What you will do: For every line in the material, print that line exactly.
┌──
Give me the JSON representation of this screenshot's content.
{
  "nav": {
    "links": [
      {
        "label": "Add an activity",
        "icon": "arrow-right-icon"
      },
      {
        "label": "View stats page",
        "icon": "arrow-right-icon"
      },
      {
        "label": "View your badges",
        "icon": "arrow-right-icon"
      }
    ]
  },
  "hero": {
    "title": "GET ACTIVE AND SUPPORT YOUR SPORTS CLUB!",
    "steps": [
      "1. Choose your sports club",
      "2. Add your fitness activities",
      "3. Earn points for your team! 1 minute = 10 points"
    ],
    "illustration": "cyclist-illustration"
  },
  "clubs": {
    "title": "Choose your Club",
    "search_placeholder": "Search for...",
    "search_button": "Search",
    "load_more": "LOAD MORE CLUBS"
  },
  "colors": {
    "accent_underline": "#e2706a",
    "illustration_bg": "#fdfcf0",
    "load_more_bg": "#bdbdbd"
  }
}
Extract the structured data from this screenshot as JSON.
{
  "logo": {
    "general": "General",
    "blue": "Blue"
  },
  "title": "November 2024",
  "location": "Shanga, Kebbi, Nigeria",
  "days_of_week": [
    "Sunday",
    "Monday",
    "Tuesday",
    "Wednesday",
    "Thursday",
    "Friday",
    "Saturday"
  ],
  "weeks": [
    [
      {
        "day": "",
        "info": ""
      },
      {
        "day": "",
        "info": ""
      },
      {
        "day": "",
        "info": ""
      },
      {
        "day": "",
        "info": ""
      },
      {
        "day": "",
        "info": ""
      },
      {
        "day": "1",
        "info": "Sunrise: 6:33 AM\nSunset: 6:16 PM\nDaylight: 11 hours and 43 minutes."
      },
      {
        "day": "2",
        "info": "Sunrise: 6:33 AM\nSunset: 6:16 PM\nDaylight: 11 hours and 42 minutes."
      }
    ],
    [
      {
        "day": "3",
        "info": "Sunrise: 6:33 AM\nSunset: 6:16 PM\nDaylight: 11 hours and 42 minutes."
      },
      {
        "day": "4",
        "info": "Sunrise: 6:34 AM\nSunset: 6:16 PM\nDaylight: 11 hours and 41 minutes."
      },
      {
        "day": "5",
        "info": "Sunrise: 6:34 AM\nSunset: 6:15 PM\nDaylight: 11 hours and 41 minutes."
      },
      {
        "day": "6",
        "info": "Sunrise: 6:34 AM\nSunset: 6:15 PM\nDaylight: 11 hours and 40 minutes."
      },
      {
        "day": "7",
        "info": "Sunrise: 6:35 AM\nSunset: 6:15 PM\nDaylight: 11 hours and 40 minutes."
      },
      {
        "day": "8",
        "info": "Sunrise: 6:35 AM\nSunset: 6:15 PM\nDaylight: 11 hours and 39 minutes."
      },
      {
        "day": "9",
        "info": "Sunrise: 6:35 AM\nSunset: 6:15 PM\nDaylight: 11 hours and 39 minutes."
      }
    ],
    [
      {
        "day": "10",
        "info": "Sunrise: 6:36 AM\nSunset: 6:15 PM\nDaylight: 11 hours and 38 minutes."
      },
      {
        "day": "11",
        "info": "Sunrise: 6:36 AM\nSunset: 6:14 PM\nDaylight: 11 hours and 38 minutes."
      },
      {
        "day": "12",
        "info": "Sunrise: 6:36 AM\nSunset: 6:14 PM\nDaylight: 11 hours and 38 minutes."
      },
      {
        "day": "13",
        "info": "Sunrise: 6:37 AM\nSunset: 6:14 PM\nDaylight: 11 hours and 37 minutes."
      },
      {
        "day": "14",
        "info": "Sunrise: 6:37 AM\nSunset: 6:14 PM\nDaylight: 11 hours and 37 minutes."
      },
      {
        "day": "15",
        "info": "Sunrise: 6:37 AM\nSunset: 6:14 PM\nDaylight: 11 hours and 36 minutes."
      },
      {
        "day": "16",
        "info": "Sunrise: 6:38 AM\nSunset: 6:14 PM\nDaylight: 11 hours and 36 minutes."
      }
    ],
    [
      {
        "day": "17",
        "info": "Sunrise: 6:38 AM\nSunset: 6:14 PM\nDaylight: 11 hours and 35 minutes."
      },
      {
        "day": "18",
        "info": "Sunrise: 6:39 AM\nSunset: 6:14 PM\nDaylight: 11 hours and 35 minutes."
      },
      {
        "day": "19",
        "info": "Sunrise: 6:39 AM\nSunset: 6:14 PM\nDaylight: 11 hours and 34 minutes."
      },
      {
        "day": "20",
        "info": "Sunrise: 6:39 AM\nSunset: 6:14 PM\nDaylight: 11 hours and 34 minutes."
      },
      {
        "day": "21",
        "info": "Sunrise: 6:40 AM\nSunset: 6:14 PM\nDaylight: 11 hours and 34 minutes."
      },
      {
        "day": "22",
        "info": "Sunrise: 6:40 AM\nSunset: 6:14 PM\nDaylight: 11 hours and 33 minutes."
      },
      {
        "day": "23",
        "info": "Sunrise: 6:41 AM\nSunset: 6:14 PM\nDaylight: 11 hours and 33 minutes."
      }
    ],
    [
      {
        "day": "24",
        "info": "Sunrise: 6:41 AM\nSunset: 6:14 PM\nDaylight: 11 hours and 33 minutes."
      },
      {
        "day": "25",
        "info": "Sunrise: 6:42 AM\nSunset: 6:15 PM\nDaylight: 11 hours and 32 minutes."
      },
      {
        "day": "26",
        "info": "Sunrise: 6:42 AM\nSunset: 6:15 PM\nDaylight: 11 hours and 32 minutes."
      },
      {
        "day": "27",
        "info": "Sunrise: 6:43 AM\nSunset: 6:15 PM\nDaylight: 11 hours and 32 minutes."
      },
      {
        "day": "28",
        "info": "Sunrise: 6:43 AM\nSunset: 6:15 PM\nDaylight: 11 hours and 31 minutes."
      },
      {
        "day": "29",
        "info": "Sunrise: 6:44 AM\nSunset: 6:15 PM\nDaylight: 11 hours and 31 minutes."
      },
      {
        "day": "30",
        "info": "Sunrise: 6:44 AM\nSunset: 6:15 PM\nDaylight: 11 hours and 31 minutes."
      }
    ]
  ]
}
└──
Response to this exercise:
Give me the JSON representation of this screenshot's content.
{
  "nav": {
    "links": [
      {
        "label": "Add an activity",
        "icon": "arrow-right-icon"
      },
      {
        "label": "View stats page",
        "icon": "arrow-right-icon"
      },
      {
        "label": "View your badges",
        "icon": "arrow-right-icon"
      }
    ]
  },
  "hero": {
    "title": "GET ACTIVE AND SUPPORT YOUR SPORTS CLUB!",
    "steps": [
      "1. Choose your sports club",
      "2. Add your fitness activities",
      "3. Earn points for your team! 1 minute = 10 points"
    ],
    "illustration": "cyclist-illustration"
  },
  "clubs": {
    "title": "Choose your Club",
    "search_placeholder": "Search for...",
    "search_button": "Search",
    "load_more": "LOAD MORE CLUBS"
  },
  "colors": {
    "accent_underline": "#e2706a",
    "illustration_bg": "#fdfcf0",
    "load_more_bg": "#bdbdbd"
  }
}
Extract the structured data from this screenshot as JSON.
{
  "logo": {
    "general": "General",
    "blue": "Blue"
  },
  "title": "November 2024",
  "location": "Shanga, Kebbi, Nigeria",
  "days_of_week": [
    "Sunday",
    "Monday",
    "Tuesday",
    "Wednesday",
    "Thursday",
    "Friday",
    "Saturday"
  ],
  "weeks": [
    [
      {
        "day": "",
        "info": ""
      },
      {
        "day": "",
        "info": ""
      },
      {
        "day": "",
        "info": ""
      },
      {
        "day": "",
        "info": ""
      },
      {
        "day": "",
        "info": ""
      },
      {
        "day": "1",
        "info": "Sunrise: 6:33 AM\nSunset: 6:16 PM\nDaylight: 11 hours and 43 minutes."
      },
      {
        "day": "2",
        "info": "Sunrise: 6:33 AM\nSunset: 6:16 PM\nDaylight: 11 hours and 42 minutes."
      }
    ],
    [
      {
        "day": "3",
        "info": "Sunrise: 6:33 AM\nSunset: 6:16 PM\nDaylight: 11 hours and 42 minutes."
      },
      {
        "day": "4",
        "info": "Sunrise: 6:34 AM\nSunset: 6:16 PM\nDaylight: 11 hours and 41 minutes."
      },
      {
        "day": "5",
        "info": "Sunrise: 6:34 AM\nSunset: 6:15 PM\nDaylight: 11 hours and 41 minutes."
      },
      {
        "day": "6",
        "info": "Sunrise: 6:34 AM\nSunset: 6:15 PM\nDaylight: 11 hours and 40 minutes."
      },
      {
        "day": "7",
        "info": "Sunrise: 6:35 AM\nSunset: 6:15 PM\nDaylight: 11 hours and 40 minutes."
      },
      {
        "day": "8",
        "info": "Sunrise: 6:35 AM\nSunset: 6:15 PM\nDaylight: 11 hours and 39 minutes."
      },
      {
        "day": "9",
        "info": "Sunrise: 6:35 AM\nSunset: 6:15 PM\nDaylight: 11 hours and 39 minutes."
      }
    ],
    [
      {
        "day": "10",
        "info": "Sunrise: 6:36 AM\nSunset: 6:15 PM\nDaylight: 11 hours and 38 minutes."
      },
      {
        "day": "11",
        "info": "Sunrise: 6:36 AM\nSunset: 6:14 PM\nDaylight: 11 hours and 38 minutes."
      },
      {
        "day": "12",
        "info": "Sunrise: 6:36 AM\nSunset: 6:14 PM\nDaylight: 11 hours and 38 minutes."
      },
      {
        "day": "13",
        "info": "Sunrise: 6:37 AM\nSunset: 6:14 PM\nDaylight: 11 hours and 37 minutes."
      },
      {
        "day": "14",
        "info": "Sunrise: 6:37 AM\nSunset: 6:14 PM\nDaylight: 11 hours and 37 minutes."
      },
      {
        "day": "15",
        "info": "Sunrise: 6:37 AM\nSunset: 6:14 PM\nDaylight: 11 hours and 36 minutes."
      },
      {
        "day": "16",
        "info": "Sunrise: 6:38 AM\nSunset: 6:14 PM\nDaylight: 11 hours and 36 minutes."
      }
    ],
    [
      {
        "day": "17",
        "info": "Sunrise: 6:38 AM\nSunset: 6:14 PM\nDaylight: 11 hours and 35 minutes."
      },
      {
        "day": "18",
        "info": "Sunrise: 6:39 AM\nSunset: 6:14 PM\nDaylight: 11 hours and 35 minutes."
      },
      {
        "day": "19",
        "info": "Sunrise: 6:39 AM\nSunset: 6:14 PM\nDaylight: 11 hours and 34 minutes."
      },
      {
        "day": "20",
        "info": "Sunrise: 6:39 AM\nSunset: 6:14 PM\nDaylight: 11 hours and 34 minutes."
      },
      {
        "day": "21",
        "info": "Sunrise: 6:40 AM\nSunset: 6:14 PM\nDaylight: 11 hours and 34 minutes."
      },
      {
        "day": "22",
        "info": "Sunrise: 6:40 AM\nSunset: 6:14 PM\nDaylight: 11 hours and 33 minutes."
      },
      {
        "day": "23",
        "info": "Sunrise: 6:41 AM\nSunset: 6:14 PM\nDaylight: 11 hours and 33 minutes."
      }
    ],
    [
      {
        "day": "24",
        "info": "Sunrise: 6:41 AM\nSunset: 6:14 PM\nDaylight: 11 hours and 33 minutes."
      },
      {
        "day": "25",
        "info": "Sunrise: 6:42 AM\nSunset: 6:15 PM\nDaylight: 11 hours and 32 minutes."
      },
      {
        "day": "26",
        "info": "Sunrise: 6:42 AM\nSunset: 6:15 PM\nDaylight: 11 hours and 32 minutes."
      },
      {
        "day": "27",
        "info": "Sunrise: 6:43 AM\nSunset: 6:15 PM\nDaylight: 11 hours and 32 minutes."
      },
      {
        "day": "28",
        "info": "Sunrise: 6:43 AM\nSunset: 6:15 PM\nDaylight: 11 hours and 31 minutes."
      },
      {
        "day": "29",
        "info": "Sunrise: 6:44 AM\nSunset: 6:15 PM\nDaylight: 11 hours and 31 minutes."
      },
      {
        "day": "30",
        "info": "Sunrise: 6:44 AM\nSunset: 6:15 PM\nDaylight: 11 hours and 31 minutes."
      }
    ]
  ]
}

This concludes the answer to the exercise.